The Remote Working Experiment
Has your organisation had to move to a remote working model this week? It’s been a bit of a shock for some, hasn’t it?
But no doubt, you’ve now considered IT, health and safety, employee rights and your duty of care. But have you also thought about how you will replace the social behaviours we experience in the office? And in particular how Trust is built?
People learn corporate norms by observing others’ behaviours, attitudes, and outcomes – the office provides a sort of rich, social schooling in the subject. Employees also learn about their colleagues personality and preferences by watching them, listening to what they say and understanding the subtlety of body language.
So what happens when they are not in the same room?
It’s a social learning gap you should address when your team are working from home. If you don’t, trust can break down and our experience is that misunderstandings certainly can surge. Relationships suffer, team performance will dip, tasks take much longer and without doubt, customer service will be affected.
But with a little time, effort and up-skilling Leaders can maintain engagement, collaboration and team spirit during these uncertain times. Here are our Top Tips:
Put an interim Remote Policy in place that sets expectations and makes it crystal clear that maintaining customer experience and getting the job done is the priority in these unique circumstances.
Ask each individual to discuss and work up an agreement of how they will work together when working from home. Communicate your intended approach to keeping track of progress and their results and leave the rest to them. When you do this – Remote Working becomes self regulating.
Two Way Trust
Implement basic remote working training for both Leaders and to your remote teams as quickly as possible. The skills of managing people and working together when they are not in the room are quite different to those needed when office based.
Basic training can include building 2 way trust, how to agree objectives, prioritise and manage workload, well-being and how to use online technology properly.
We are all wired differently.
Personalities differ from person to person and so the capability of individuals to recognise their own emotions and those of others – emotional intelligence as we call it –is especially difficult to do this when you are a distributed team.
But it’s crucial for success. Take time on your virtual meetings to learn about one another.
Take time to understand one another’s differences.
Finding out what makes other people ‘tick’ is fascinating and enables better collaboration.
We run a super quick workout that helps teams to understand their important values, how that drives their behaviours and what happens if that value is disrespected. It’s powerful.
People respond to remote working in different ways. Extroverts often make successful home workers as they are keen to speak up, communicate and take part in virtual meetings. Introverts can have a tougher time – they often prefer hub working.
Socialising too frequently can prevent people from getting their work done but it’s also an essential part of team building. Using video and creating time for informal virtual interactions between employees can generate high levels of affinity and encourage better collaboration.
We use Slack. It is a secure instant messaging platform that offers file sharing and video calls and wants “to replace email”. It has around 10 million users. It’s is a really good way of keeping in touch with everyone when you are working remotely.
This experiment is set to change the way that we work and think about work forever and you’re going to have to take a leap of faith over the next couple of months.

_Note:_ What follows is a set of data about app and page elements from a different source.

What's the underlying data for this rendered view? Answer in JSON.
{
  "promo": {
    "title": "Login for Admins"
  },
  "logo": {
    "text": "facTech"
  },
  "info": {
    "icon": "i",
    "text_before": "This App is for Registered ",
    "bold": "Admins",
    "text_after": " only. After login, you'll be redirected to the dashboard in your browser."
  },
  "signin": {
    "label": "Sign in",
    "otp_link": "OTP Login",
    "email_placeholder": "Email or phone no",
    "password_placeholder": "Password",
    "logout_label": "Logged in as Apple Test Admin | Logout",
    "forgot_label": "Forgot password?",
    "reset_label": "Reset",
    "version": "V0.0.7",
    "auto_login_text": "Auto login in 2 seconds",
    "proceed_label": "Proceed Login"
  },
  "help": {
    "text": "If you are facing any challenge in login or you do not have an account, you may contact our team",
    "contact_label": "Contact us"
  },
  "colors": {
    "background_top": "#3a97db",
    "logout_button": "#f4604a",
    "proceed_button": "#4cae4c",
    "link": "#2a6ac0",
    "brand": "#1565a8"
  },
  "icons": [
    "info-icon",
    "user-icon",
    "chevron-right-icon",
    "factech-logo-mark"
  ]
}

The best advice we can give you is trust your people. Smart workers will work smart anywhere – shirkers will shirk everywhere.
Join Ruth, live from St Agnes, Cornwall when she’ll share 50 Smart Tips for leading Remote Workers in just one hour. Book your virtual seat here